WHAT TO DO
Report how many lines below contain the word "title", and give only that number.

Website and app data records
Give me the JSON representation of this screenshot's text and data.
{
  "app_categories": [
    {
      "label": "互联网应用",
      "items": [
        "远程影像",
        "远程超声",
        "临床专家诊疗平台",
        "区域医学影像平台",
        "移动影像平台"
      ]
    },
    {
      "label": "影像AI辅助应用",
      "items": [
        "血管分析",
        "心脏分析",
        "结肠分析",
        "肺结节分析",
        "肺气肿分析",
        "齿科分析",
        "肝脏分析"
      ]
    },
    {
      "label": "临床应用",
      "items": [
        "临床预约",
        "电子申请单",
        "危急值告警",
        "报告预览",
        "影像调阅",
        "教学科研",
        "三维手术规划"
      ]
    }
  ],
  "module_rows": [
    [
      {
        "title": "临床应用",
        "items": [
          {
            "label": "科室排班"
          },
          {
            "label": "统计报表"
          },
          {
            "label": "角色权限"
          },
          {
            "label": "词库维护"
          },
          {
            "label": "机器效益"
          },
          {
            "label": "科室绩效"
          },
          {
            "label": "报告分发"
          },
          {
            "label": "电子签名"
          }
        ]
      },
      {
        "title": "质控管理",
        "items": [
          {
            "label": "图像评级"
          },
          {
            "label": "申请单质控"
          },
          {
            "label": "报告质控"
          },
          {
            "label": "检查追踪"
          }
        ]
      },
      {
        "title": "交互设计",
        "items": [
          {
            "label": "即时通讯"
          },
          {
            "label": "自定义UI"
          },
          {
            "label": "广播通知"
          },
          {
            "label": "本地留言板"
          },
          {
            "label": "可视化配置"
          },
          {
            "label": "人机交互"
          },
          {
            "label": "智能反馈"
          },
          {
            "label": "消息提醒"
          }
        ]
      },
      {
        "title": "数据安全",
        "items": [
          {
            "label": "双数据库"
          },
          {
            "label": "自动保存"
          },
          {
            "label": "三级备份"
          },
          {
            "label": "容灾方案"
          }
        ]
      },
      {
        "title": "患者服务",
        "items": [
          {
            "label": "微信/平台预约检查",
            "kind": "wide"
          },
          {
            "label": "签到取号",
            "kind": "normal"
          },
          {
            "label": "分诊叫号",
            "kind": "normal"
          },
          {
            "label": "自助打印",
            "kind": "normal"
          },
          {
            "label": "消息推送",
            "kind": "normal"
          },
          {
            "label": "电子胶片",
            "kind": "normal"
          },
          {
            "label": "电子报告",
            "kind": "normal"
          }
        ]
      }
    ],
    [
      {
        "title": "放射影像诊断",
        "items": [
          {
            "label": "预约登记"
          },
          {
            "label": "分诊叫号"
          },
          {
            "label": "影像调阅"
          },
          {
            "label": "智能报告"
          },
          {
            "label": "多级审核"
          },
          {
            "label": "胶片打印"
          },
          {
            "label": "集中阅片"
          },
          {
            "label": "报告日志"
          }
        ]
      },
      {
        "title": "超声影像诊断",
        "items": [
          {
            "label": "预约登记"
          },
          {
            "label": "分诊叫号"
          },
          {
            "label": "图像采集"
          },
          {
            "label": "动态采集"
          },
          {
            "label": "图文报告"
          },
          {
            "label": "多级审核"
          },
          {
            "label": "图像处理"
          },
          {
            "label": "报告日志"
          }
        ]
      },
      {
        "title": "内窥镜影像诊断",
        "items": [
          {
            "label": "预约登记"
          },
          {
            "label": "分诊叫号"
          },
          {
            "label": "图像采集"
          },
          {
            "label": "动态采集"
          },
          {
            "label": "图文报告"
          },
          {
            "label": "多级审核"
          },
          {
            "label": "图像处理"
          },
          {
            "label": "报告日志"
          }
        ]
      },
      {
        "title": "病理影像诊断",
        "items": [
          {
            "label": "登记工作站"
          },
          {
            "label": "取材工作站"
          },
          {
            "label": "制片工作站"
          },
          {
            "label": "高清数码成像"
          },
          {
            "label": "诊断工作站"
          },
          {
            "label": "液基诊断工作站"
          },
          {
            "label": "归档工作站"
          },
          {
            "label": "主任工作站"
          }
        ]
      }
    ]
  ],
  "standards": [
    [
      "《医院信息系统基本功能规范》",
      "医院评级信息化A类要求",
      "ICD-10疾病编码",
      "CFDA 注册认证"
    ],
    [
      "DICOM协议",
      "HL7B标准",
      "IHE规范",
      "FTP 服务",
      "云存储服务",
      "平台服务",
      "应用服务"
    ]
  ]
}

OUTPUT OF THE TASK
9